Sullivan’s new post has its own erroneous details, like “Thomas Buckell’s” survey on advances, or my book “Step Sister Scheme” being book #2 of the Faery Taile Project. But the numbers she gives regarding my writing income look correct. I assume the numbers she cites for Dalglish accurately reflect his self-reported sales as well.

Her conclusions:

  • “Jim’s six books has taken him 4 ½ years and he still is not earning a living wage. His income is impacted substantially by his foreign sales … and without that his income would be dismal …”
  • “David’s six books took 1 year to get to market and while his income initially appeared to be modest within 10 months he has grown to a substantial six-figure income that certainly would classify as a ‘living wage’ … if the current trends for both of these authors continue there will be a significant gap with David outperforming Jim by a substantial margin.”
  • From her post at Absolute Write, “It took Jim 4 years to release six-books and he can’t make a living wage on his writing. David Dalglish has been at it less than a year and gone from making a few thosand a month to making a six-figure income.”

I initially planned to ignore the post. I’m getting more and more bored by the “Indies vs. Traditional” thing. I’ve got a friend whose updates have turned into nothing but advertisements of his own books, retweets of other self-pubbed authors, and slams on commercial publishing. It’s tiresome.

My guess is that people who want to believe Sullivan’s conclusions will do so. But here are some of my thoughts as I read her post… 

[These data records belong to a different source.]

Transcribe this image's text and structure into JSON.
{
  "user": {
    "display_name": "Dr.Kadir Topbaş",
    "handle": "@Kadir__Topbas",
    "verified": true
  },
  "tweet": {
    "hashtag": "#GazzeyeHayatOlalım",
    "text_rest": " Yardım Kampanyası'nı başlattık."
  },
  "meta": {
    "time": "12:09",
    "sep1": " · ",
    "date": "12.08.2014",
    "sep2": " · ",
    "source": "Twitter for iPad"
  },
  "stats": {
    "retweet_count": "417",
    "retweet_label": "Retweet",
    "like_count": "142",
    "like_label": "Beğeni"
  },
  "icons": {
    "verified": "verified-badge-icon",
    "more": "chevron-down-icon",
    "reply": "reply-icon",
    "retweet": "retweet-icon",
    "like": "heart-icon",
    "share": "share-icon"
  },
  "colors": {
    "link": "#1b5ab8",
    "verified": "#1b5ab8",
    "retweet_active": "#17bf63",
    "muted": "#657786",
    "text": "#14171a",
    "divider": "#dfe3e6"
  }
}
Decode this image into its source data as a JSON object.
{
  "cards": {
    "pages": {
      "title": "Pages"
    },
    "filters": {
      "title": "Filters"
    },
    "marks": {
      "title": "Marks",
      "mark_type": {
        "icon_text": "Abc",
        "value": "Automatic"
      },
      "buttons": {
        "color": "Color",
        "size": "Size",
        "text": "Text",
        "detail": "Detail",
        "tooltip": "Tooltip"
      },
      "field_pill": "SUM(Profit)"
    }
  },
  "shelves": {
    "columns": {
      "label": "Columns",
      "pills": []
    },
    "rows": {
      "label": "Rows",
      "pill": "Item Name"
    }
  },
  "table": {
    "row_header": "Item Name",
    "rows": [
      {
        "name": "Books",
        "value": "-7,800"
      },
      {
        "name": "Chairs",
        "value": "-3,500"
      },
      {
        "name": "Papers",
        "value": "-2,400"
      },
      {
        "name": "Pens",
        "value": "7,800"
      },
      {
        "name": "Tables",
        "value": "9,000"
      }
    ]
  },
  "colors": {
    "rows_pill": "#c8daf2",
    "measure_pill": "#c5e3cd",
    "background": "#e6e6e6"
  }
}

  • If Dalglish’s numbers are correct, then he and his books are doing quite well, and I’m happy for him and his success.
  • A comparison of two individuals doesn’t do much from a statistical standpoint (though I recognize the difficulty in gathering larger samples of this sort of thing).
  • Sullivan’s conclusions are based in part on the assumption that both Dalglish and myself are representative of the “midlist.”
  • Her analysis of Dalglish’s data appears to omit a few months.
  • Her projection of Dalglish’s future income assumes his February/March sales rate will continue.

Some of her comments about commercial publishing also jumped out at me:

  • “Typically when published through a traditional publisher a book can take 15 – 18 months to be released and they generally stagger offering from an author at 12 month intervals. For those who write a great deal this can be problematic.” Counterexamples: see Seanan McGuire, Jay Lake, Elizabeth Bear, and many others.
  • “[I]ndustry standards are that only 20% of authors earn out their advances so in many cases the advance is the ONLY money they will see.” More statistics without citations. If she’s correct, doesn’t that imply that 80% of traditionally published authors end up with more money than if they were getting a strict per-book rate?
  • “The traditionally published author will get an advance but it is woefully small … I’ve done a ton of research on this and it really hasn’t changed much over the years but generally ranges from $5,000 – $10,000.” She only cites Buckell’s survey … but that survey appears to contradict her numbers if you read past the section on first novel advances.

Draw your own conclusions.